It’s an old and well-known argument: opera isn’t a museological art. So that it can continue to be alive and well, we need to allow room for re-creation. And I think it’s fine to expect that this re-creation be respectful.
Have you ever been moved to tears at the opera?
I don’t think so, no.
Have you ever nearly dozed off at the opera?
Oh yes, frequently. You come across a lot of bad stuff on stage. Truth be told, I am surprised when I don’t nod off. It’s rare.
What kind of behaviour by the fellow audience members do you easily tolerate and what kind inevitably distracts?
I like when people show their enthusiasm – when they let the performers hear that there’s a lively audience in the theatre. Thunderous applause, for instance, I love.
Name three performances about which you always say to your friends, “You had to be there…!”
La Calisto Cavalli / Herbert Wernike
Agrippina Händel / McVicar
Athys Lully / Villégier
A piece that illustrates how well opera understands love or desire.
I’ve recently discovered a duo from one of Handel’s operas, Sosarme, and I was struck by the infinite sensuality of the lines that interweave: “Per le porte del tormento”.
A piece that shows that in effect opera is as political as art gets.
“Vittoria! Vittoria!” that Cavaradossi sings in Tosca.
The Met in HD – overall good (popularizing opera) or overall not so good (taking away the audiences from the local, less glamourous live productions; reinforcing “lookism” for singers)?
I have to say I don’t own a TV and the idea of going to the cinema to watch opera flat out depresses me. Stage, at least, means a direct contact with the voice. If there’s a cinematic screen between us and the performance, it doesn’t really work. But on principle, the HD transmissions are a wonderful idea if they end up inspiring people to go to see live opera.
A composer that never ceases to amaze?
Rossini, because he’s always more complex than we give him credit for. Berlioz, for his ingeniously madcap way with the orchestra. And Mozart, for all the obvious reasons.
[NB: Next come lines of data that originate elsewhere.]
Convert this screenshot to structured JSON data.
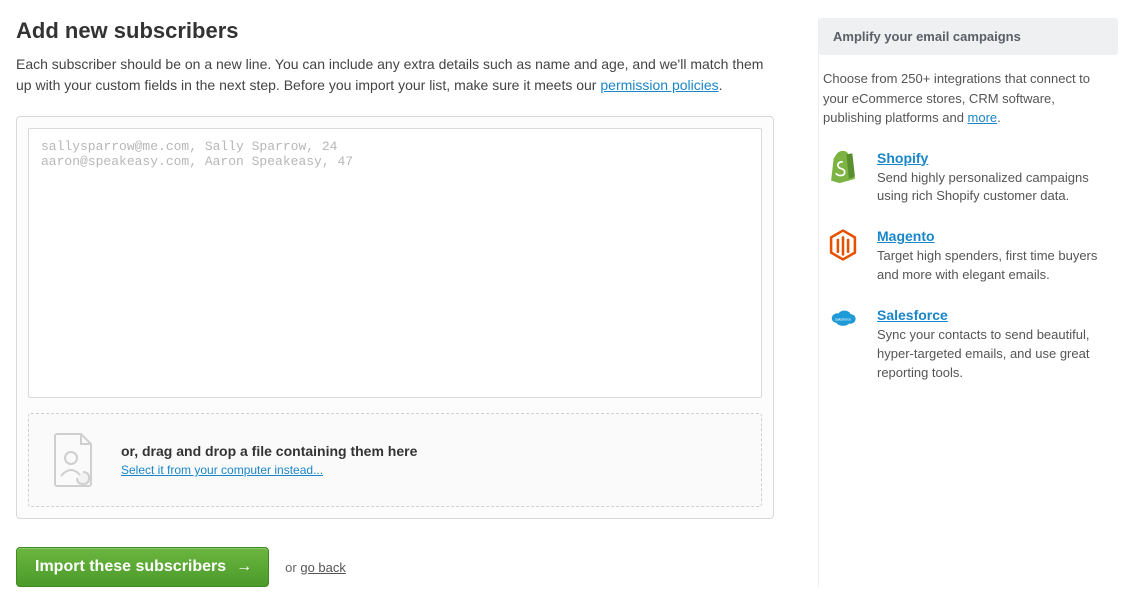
{
  "heading": "Add new subscribers",
  "intro_prefix": "Each subscriber should be on a new line. You can include any extra details such as name and age, and we'll match them up with your custom fields in the next step. Before you import your list, make sure it meets our ",
  "intro_link": "permission policies",
  "intro_suffix": ".",
  "textarea_placeholder": "sallysparrow@me.com, Sally Sparrow, 24\naaron@speakeasy.com, Aaron Speakeasy, 47",
  "dropzone": {
    "title": "or, drag and drop a file containing them here",
    "select_link": "Select it from your computer instead..."
  },
  "actions": {
    "import_label": "Import these subscribers",
    "or": "or ",
    "goback": "go back"
  },
  "sidebar": {
    "header": "Amplify your email campaigns",
    "intro_prefix": "Choose from 250+ integrations that connect to your eCommerce stores, CRM software, publishing platforms and ",
    "intro_link": "more",
    "intro_suffix": ".",
    "integrations": [
      {
        "name": "Shopify",
        "desc": "Send highly personalized campaigns using rich Shopify customer data."
      },
      {
        "name": "Magento",
        "desc": "Target high spenders, first time buyers and more with elegant emails."
      },
      {
        "name": "Salesforce",
        "desc": "Sync your contacts to send beautiful, hyper-targeted emails, and use great reporting tools."
      }
    ]
  }
}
A work that keeps revealing new and new layers of meaning and pleasure each time?
Pelléas et Mélisande and maybe, to a lesser degree, Erwartung.